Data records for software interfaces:

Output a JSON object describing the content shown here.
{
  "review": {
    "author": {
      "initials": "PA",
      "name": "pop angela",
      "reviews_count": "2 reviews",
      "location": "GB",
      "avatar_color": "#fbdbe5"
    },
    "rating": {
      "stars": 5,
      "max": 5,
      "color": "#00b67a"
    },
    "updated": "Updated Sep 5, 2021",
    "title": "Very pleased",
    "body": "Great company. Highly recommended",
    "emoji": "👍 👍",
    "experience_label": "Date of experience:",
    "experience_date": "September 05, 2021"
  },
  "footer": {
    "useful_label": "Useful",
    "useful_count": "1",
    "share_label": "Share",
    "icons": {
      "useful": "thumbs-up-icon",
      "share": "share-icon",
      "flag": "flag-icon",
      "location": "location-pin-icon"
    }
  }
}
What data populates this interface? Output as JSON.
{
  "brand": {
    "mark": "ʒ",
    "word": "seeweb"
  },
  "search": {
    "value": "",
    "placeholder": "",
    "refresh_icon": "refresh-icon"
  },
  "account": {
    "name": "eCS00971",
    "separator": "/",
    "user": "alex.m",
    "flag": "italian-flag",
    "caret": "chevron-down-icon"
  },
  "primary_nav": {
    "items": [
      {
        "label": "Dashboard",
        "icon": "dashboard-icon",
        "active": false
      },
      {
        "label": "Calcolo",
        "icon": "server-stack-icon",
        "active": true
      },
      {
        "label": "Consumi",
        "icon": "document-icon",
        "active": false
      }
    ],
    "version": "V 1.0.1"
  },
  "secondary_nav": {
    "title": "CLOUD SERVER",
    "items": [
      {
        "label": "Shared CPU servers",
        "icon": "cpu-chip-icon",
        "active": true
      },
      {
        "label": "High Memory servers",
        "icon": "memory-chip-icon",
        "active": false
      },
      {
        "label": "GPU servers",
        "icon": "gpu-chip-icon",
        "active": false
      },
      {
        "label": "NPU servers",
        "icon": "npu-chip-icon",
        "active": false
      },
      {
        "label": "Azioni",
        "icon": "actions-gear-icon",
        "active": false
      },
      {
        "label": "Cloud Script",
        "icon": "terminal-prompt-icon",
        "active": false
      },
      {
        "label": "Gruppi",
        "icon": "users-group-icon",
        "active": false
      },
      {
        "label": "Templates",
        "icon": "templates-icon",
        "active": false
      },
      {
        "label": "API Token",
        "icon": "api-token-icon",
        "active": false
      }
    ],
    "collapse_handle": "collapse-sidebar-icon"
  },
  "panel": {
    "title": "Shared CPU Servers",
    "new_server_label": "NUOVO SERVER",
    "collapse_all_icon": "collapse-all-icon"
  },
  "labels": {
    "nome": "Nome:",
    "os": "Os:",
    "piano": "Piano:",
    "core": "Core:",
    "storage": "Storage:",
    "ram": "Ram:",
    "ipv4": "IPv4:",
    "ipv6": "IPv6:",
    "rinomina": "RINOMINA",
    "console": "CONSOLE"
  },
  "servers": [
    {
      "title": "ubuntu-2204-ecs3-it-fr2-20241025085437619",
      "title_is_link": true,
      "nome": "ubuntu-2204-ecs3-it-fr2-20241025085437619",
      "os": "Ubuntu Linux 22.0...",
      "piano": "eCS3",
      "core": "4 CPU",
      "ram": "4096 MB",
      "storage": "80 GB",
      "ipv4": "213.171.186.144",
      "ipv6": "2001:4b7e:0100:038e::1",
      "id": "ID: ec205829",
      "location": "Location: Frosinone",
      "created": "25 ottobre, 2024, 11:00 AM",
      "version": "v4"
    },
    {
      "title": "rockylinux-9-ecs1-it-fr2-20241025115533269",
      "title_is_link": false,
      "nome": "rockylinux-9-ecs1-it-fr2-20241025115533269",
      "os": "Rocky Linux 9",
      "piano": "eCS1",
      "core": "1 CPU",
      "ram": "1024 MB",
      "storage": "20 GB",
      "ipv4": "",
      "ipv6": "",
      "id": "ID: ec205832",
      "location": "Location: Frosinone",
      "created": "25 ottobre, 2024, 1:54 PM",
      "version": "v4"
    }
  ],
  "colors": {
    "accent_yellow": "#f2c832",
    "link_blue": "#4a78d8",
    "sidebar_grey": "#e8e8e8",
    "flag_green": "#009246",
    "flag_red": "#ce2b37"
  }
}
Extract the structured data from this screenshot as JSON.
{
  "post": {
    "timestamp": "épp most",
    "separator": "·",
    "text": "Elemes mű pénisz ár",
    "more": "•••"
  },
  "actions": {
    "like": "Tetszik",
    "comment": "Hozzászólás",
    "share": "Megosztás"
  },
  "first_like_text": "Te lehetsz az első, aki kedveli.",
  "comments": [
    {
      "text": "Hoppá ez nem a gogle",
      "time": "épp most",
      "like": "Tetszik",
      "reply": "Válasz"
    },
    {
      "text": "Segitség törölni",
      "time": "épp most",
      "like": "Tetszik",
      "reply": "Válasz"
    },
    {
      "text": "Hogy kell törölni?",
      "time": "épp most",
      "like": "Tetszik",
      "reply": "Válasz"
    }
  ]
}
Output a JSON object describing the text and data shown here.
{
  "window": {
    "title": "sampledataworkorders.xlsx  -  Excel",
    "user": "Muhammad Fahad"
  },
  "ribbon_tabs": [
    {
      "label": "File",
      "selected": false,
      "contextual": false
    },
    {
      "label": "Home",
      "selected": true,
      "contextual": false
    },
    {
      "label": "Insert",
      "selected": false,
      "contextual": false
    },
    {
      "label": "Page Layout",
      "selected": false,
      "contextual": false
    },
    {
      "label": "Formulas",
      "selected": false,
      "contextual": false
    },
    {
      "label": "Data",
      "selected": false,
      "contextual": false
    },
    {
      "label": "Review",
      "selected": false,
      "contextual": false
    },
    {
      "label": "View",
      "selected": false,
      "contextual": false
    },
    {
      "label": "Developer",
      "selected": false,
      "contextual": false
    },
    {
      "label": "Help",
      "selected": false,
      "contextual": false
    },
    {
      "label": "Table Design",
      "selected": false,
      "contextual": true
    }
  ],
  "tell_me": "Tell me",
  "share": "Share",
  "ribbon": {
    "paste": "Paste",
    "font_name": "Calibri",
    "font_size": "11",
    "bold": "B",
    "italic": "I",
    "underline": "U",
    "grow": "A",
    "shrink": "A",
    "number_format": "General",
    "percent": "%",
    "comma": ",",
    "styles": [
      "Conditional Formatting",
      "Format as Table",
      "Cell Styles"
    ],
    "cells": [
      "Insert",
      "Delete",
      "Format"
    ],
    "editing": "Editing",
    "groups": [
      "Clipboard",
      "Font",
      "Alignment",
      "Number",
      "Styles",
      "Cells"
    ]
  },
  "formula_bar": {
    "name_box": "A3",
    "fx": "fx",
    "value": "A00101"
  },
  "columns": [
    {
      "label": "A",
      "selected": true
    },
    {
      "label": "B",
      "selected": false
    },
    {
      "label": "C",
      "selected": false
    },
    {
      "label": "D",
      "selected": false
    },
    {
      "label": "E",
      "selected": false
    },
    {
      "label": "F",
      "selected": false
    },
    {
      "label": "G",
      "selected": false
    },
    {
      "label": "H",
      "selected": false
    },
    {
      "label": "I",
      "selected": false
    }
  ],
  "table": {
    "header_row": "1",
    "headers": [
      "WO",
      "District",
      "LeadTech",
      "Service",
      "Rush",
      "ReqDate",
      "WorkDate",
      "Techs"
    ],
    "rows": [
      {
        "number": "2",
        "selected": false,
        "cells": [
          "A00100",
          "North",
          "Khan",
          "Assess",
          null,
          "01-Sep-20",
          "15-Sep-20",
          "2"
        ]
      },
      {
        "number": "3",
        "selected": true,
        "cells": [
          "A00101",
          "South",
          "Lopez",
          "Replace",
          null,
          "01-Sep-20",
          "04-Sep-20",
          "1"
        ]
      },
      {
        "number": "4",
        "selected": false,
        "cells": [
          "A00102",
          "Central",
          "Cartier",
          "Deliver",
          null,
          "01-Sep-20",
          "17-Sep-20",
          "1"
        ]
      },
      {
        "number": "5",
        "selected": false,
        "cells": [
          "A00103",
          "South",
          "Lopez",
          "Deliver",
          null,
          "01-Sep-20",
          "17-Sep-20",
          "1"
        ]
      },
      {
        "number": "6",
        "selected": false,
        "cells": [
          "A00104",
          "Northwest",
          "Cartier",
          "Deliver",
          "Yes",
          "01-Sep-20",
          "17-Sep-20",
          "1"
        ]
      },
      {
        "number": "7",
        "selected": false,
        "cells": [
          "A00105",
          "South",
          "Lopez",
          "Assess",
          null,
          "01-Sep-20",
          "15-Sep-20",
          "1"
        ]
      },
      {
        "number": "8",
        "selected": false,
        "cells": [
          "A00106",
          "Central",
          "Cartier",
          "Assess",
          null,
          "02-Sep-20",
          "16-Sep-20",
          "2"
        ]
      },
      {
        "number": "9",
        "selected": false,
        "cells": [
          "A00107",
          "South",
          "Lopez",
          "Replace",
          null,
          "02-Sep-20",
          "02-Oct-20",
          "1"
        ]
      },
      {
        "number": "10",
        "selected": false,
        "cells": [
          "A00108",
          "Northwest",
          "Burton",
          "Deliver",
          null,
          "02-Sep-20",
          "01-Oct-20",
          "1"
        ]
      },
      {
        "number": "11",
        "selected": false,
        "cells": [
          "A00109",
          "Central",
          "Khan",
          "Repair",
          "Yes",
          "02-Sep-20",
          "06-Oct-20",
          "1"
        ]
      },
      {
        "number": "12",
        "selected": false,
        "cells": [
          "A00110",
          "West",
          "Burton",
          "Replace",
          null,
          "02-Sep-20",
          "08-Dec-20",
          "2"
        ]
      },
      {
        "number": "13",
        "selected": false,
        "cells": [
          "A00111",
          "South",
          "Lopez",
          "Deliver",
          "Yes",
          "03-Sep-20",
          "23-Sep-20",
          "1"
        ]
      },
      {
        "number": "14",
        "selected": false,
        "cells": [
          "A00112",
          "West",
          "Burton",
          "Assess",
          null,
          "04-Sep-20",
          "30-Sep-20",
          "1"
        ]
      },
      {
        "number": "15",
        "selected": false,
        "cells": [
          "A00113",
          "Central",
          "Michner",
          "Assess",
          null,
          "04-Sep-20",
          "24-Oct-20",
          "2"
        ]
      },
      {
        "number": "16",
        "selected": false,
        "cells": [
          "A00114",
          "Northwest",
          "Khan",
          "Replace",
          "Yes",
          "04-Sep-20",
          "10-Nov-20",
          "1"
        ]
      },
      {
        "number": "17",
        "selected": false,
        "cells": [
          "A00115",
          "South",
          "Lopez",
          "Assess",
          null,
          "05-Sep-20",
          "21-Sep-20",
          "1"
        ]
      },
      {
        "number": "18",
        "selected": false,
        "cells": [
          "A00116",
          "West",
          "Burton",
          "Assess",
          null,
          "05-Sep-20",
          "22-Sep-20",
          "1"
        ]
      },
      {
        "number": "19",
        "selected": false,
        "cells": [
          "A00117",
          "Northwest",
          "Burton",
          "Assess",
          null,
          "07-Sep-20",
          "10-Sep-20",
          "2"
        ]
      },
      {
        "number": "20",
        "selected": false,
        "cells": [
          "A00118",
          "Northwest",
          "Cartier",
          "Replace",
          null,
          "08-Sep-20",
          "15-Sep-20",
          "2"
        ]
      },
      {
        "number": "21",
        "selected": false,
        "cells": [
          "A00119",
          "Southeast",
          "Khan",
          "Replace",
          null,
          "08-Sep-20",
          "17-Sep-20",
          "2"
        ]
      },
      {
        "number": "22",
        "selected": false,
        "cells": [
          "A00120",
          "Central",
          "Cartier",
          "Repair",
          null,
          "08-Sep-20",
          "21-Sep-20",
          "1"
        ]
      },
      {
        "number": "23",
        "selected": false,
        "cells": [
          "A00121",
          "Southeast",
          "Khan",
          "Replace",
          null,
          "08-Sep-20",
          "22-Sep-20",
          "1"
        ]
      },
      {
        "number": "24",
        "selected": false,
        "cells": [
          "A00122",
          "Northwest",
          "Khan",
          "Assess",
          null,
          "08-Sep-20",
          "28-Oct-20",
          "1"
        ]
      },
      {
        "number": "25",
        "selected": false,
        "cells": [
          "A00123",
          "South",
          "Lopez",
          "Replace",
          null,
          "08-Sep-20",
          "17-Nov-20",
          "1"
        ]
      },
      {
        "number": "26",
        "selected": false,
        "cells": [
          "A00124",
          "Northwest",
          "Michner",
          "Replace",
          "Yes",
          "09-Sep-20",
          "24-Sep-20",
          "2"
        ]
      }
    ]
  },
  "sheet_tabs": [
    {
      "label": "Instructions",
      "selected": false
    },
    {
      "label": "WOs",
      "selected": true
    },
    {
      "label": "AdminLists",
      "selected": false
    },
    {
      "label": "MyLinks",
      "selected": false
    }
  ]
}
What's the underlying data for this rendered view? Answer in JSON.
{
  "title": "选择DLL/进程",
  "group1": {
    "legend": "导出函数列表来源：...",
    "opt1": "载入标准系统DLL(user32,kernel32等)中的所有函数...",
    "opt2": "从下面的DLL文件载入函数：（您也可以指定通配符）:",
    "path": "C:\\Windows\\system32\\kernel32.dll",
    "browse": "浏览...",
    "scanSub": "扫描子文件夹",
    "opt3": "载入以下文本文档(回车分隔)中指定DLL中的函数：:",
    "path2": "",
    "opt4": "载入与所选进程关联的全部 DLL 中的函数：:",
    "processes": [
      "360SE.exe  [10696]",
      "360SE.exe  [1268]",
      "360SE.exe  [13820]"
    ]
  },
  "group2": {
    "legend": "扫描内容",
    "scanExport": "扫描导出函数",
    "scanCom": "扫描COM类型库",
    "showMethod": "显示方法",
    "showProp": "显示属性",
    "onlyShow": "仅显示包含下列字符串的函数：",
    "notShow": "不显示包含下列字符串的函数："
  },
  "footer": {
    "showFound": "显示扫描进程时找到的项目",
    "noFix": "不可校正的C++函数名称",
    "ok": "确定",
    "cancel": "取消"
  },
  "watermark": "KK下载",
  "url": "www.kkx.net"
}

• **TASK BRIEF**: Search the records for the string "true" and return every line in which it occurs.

• **EXERCISE SOLUTION**:
        "active": true
        "active": true
      "title_is_link": true,
      "selected": true,
      "contextual": true
      "selected": true
        "selected": true,
      "selected": true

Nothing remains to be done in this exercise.